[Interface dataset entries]
-=-=-=-=-

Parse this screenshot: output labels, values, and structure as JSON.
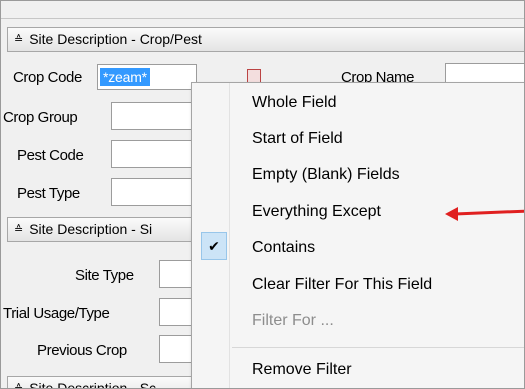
{
  "sections": {
    "crop_pest": {
      "title": "Site Description - Crop/Pest",
      "collapse_glyph": "≙"
    },
    "site": {
      "title": "Site Description - Si",
      "collapse_glyph": "≙"
    },
    "bottom": {
      "title": "Site Description - Sc",
      "collapse_glyph": "≙"
    }
  },
  "fields": {
    "crop_code": {
      "label": "Crop Code",
      "value": "*zeam*"
    },
    "crop_name": {
      "label": "Crop Name"
    },
    "crop_group": {
      "label": "Crop Group"
    },
    "pest_code": {
      "label": "Pest Code"
    },
    "pest_type": {
      "label": "Pest Type"
    },
    "site_type": {
      "label": "Site Type"
    },
    "trial_usage": {
      "label": "Trial Usage/Type"
    },
    "previous_crop": {
      "label": "Previous Crop"
    }
  },
  "context_menu": {
    "items": [
      {
        "label": "Whole Field",
        "checked": false,
        "enabled": true
      },
      {
        "label": "Start of Field",
        "checked": false,
        "enabled": true
      },
      {
        "label": "Empty (Blank) Fields",
        "checked": false,
        "enabled": true
      },
      {
        "label": "Everything Except",
        "checked": false,
        "enabled": true
      },
      {
        "label": "Contains",
        "checked": true,
        "enabled": true
      },
      {
        "label": "Clear Filter For This Field",
        "checked": false,
        "enabled": true
      },
      {
        "label": "Filter For ...",
        "checked": false,
        "enabled": false
      },
      {
        "label": "Remove Filter",
        "checked": false,
        "enabled": true
      }
    ],
    "check_glyph": "✔"
  },
  "colors": {
    "selection_highlight": "#3399ff",
    "menu_background": "#f5f5f5",
    "check_highlight": "#cce4f7",
    "annotation_arrow": "#e02020",
    "disabled_text": "#8d8d8d"
  }
}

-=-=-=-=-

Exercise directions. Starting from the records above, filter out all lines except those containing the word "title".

Solution for this task.
      "title": "Site Description - Crop/Pest",
      "title": "Site Description - Si",
      "title": "Site Description - Sc",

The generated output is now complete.